  • DrWhy

    It is said, disparagingly, that a musician’s best friend is a drummer; this, to me, is unfair and inaccurate. A drummer can make an excellent work into a superb piece – e.g. ‘We’re Going Wrong’ by Cream; conversly, he or she can ruin a recording, or concert with a dreary, prolonged drum solo.

    Can anyone suggest an example of a drum solo which might prove the last comment untrue?

    • Hugh Jeego

      Any drum solo by Neil Peart.

    • Pelo Nord

      Interesting question and I reckon that the best drum solos aren’t to be heard so much from the big rock bands, great as Bonham was. I love drumming and drummers but found best solos are in the area where rock meets jazz . Here drummers are given just 16 – 32 bars to shine and keep up the groove while they’re at it. That’s the crucial thing – keep the listeners’ feet tapping and the bodies swaying.

      DrWhy, if you don’t know it already, check out Steve Gadd’s solo on Aja from the Steely Dan album of the same name.

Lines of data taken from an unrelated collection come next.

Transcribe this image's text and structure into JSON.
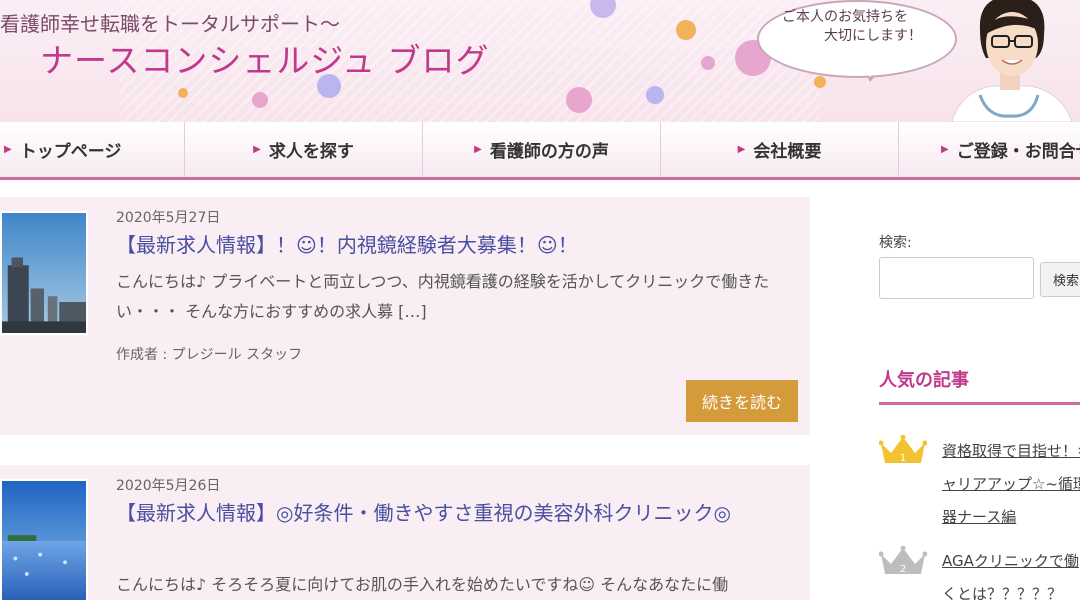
{
  "header": {
    "tagline": "看護師幸せ転職をトータルサポート～",
    "site_title": "ナースコンシェルジュ ブログ",
    "speech_line1": "ご本人のお気持ちを",
    "speech_line2": "大切にします！"
  },
  "nav": {
    "items": [
      {
        "label": "トップページ"
      },
      {
        "label": "求人を探す"
      },
      {
        "label": "看護師の方の声"
      },
      {
        "label": "会社概要"
      },
      {
        "label": "ご登録・お問合せ"
      }
    ]
  },
  "posts": [
    {
      "date": "2020年5月27日",
      "title": "【最新求人情報】！☺！内視鏡経験者大募集！☺！",
      "excerpt": "こんにちは♪ プライベートと両立しつつ、内視鏡看護の経験を活かしてクリニックで働きたい・・・ そんな方におすすめの求人募 […]",
      "author": "作成者 : プレジール スタッフ",
      "read_more": "続きを読む"
    },
    {
      "date": "2020年5月26日",
      "title": "【最新求人情報】◎好条件・働きやすさ重視の美容外科クリニック◎",
      "excerpt": "こんにちは♪ そろそろ夏に向けてお肌の手入れを始めたいですね☺ そんなあなたに働"
    }
  ],
  "sidebar": {
    "search_label": "検索:",
    "search_button": "検索",
    "popular_title": "人気の記事",
    "ranking": [
      {
        "rank": "1",
        "title": "資格取得で目指せ！キャリアアップ☆~循環器ナース編"
      },
      {
        "rank": "2",
        "title": "AGAクリニックで働くとは？？？？？"
      }
    ]
  },
  "colors": {
    "accent": "#c0398a",
    "nav_border": "#cd6a9e",
    "post_bg": "#f8eef4",
    "title_link": "#4a4fa0",
    "read_more_bg": "#d39b3a",
    "crown_gold": "#f2c230",
    "crown_silver": "#bdbdbd"
  }
}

Still revered as one of the great solos which he did on the second take apparently; happens towards the end and they fade out on it. Actually anything by Gadd, Buddy Rich, Keith Carlock (a young gun) Vinnie Colaiuta (especially with Jeff Beck) and yes, a lot of folk site Neil Peart.